Simay Brahma, Ashok Brahma, Subung Basumatary wanted to “interpret the life of the Bodo women in the background of the changing patterns of modern life.” A Bodo woman is almost always a weaver, in whose mind plays different patterns that she wants to transform into an object of beauty. It is also an expression of her aspirations. In those beautiful pre-tapestry threads, we can see her imagination.

New York based Martha Rosler, a well-known name in the feminist art movement, uses her photomontages, videos and installation to focus on the atrocities committed in the world by the US. Her anti -Vietnam graphic series has now been restarted to show the fall-out of the Iraq, Afghanistan wars by the US. In the first floor of Aspinwall House, Rosler’s images are intended to remind us that we need to get out of the comfort zone into which dominant media traps us.

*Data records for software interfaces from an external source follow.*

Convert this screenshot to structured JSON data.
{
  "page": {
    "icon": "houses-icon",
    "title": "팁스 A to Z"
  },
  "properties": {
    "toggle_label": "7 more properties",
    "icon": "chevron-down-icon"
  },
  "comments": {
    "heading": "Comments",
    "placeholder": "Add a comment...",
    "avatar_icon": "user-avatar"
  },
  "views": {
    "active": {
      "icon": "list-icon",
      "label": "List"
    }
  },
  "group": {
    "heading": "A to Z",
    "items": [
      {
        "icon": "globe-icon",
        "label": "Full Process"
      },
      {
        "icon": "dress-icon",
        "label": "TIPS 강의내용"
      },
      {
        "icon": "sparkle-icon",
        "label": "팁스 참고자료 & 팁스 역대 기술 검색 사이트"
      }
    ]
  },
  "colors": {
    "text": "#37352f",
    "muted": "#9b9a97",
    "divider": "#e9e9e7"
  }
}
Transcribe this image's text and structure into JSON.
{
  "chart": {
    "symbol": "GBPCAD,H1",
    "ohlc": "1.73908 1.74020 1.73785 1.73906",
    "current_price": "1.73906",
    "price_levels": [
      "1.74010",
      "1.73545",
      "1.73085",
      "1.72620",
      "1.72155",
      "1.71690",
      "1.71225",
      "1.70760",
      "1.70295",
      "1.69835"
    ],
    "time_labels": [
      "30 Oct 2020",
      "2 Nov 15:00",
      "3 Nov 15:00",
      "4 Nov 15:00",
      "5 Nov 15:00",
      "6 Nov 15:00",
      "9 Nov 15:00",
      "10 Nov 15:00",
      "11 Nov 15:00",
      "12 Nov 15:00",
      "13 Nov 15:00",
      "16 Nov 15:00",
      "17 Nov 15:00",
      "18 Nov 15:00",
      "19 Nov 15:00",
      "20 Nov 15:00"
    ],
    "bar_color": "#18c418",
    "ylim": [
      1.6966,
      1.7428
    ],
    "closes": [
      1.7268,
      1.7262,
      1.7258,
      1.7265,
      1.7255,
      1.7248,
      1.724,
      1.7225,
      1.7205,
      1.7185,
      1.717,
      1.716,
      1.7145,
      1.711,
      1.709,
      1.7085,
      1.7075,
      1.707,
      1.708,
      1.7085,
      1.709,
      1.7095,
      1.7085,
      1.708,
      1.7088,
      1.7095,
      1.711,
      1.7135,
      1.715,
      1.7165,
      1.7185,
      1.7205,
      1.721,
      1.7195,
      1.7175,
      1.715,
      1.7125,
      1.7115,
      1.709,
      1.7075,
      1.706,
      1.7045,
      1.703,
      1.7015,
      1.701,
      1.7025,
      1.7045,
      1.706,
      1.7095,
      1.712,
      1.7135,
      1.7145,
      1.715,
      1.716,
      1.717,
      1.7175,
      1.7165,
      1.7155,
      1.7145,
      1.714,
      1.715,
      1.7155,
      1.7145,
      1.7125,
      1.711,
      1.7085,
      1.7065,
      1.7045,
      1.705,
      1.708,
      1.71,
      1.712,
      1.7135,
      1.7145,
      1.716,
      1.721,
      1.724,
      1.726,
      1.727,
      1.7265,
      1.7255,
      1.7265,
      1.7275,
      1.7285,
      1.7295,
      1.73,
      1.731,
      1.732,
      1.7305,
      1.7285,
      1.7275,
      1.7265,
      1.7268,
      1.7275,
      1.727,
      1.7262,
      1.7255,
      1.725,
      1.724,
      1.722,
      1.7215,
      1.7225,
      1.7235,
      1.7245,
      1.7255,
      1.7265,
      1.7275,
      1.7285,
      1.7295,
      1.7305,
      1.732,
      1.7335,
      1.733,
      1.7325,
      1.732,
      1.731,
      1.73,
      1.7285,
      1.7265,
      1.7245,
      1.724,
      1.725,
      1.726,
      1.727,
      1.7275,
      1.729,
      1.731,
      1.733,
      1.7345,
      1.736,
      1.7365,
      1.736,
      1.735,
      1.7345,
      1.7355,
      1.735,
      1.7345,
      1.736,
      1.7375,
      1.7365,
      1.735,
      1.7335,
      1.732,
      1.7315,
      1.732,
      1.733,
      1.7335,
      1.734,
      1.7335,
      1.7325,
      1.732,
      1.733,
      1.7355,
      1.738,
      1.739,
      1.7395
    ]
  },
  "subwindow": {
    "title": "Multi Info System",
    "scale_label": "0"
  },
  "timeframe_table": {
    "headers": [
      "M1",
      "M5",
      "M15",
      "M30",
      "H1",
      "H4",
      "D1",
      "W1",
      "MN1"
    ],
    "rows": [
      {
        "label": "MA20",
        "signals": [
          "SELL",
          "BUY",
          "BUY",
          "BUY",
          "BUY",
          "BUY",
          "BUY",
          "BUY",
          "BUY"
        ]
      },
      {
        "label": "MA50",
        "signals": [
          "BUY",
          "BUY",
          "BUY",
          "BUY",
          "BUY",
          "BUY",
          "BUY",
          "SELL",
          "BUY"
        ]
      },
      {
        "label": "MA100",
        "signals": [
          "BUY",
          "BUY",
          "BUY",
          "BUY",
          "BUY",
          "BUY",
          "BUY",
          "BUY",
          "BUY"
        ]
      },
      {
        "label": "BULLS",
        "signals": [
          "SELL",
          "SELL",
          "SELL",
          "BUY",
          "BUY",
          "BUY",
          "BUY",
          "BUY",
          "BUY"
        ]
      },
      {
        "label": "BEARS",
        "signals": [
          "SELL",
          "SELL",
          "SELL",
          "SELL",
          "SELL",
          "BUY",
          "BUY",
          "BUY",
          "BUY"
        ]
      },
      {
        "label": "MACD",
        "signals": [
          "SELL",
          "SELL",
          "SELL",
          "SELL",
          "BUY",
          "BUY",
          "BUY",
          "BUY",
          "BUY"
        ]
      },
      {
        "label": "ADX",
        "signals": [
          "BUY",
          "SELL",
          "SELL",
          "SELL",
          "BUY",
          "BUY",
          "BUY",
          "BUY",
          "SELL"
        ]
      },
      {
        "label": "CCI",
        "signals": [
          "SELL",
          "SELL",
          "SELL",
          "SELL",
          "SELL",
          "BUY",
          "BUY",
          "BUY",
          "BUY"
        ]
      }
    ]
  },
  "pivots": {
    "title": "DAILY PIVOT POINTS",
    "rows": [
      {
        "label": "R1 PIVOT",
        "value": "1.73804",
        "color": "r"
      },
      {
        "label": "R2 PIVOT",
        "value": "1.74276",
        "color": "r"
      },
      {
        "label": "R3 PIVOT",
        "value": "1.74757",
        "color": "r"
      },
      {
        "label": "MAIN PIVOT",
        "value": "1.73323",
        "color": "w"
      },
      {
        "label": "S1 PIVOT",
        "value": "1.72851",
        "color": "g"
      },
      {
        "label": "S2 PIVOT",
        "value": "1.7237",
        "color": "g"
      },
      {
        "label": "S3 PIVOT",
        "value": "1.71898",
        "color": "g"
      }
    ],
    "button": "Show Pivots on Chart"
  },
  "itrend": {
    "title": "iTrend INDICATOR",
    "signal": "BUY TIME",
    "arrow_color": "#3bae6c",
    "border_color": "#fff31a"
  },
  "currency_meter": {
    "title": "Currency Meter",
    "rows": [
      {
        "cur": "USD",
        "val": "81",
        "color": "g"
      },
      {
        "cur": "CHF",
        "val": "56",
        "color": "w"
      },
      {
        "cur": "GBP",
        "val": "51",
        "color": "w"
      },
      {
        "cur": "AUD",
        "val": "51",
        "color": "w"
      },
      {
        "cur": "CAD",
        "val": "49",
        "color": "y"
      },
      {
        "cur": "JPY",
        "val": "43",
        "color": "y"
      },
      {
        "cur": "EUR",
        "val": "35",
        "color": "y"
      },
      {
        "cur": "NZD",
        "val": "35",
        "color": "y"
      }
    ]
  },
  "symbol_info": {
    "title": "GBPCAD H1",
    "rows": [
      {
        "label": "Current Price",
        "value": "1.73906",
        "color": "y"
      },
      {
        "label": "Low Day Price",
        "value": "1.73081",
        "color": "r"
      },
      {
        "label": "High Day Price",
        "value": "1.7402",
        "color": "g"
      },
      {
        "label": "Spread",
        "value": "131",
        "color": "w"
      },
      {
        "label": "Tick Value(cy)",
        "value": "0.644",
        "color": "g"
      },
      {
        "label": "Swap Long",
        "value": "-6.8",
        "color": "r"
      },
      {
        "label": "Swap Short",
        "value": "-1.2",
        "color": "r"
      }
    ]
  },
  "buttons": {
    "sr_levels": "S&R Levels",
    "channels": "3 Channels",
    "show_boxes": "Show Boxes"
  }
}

Self-taught artist Vipin Dhanurdharan’s portraits recreate the history of Kerala’s social reform movements. He stayed with people in the fringes of society and produced completely arresting portraits which are not ashamed to show off its basic qualities, devoid of many of the western portraitures painting techniques or its finishing styles.

Dhanurdharan’s portraits at the Biennale. Image: Binoo K. John

“It was when I was reading about Sahodharan Ayappan’s movement that I got this idea. Anita Dube had seen my work at a show here and she liked the idea of this series of portraits,” Dhanudharan told this reporter.

In the ground floor room of the Aspinwall House, the self-taught artist’s portraits of the poor remind us of forgotten lives and in an act of utter defiance he titles them all as Sahodaran (brother) or Sahodari (sister) and makes them sit amidst us so that we can listen to their unheard stories.

Next to that room Dhanurdharan has also put up a canteen where visitors can go and make their own tea, coffee or kanji (rice gruel). The community kitchen is a stark throwback to 1917 when Ayappan held the first “misrabhojanam” or communal eating function in Cherai a beach town about 40 kms from Aspinwall House.

Bangaluru artists B.V Suresh’s dark room is dystopia itself with signs of fallen things and the room itself surrounded by canes or lathis beating itself into the ground, making a grim chorus – a reminder of the present times where many freedoms are being curtailed.

He calls it the “absurd theatre of politics.”

Further down in a garage F.B Itso of Denmark has hung a huge tyre used in heavy cranes to show the plight of Kerala’s rubber farmers - some of whom committed suicide.

F.B Itso's tyre installation. Image: Binoo K. John

Everywhere our attention is drawn to the fringes or the people who dropped out and were pushed to the fringes. As if in revenge their stories and their plight are bought to the centre stage.

Every war be it Vietnam or Afghanistan is condemned and the march of the military is always a warning. The 95 artists who showcased their work attempted to showcase the aesthetics of the radical voice. It was a Biennale of dystopian warnings.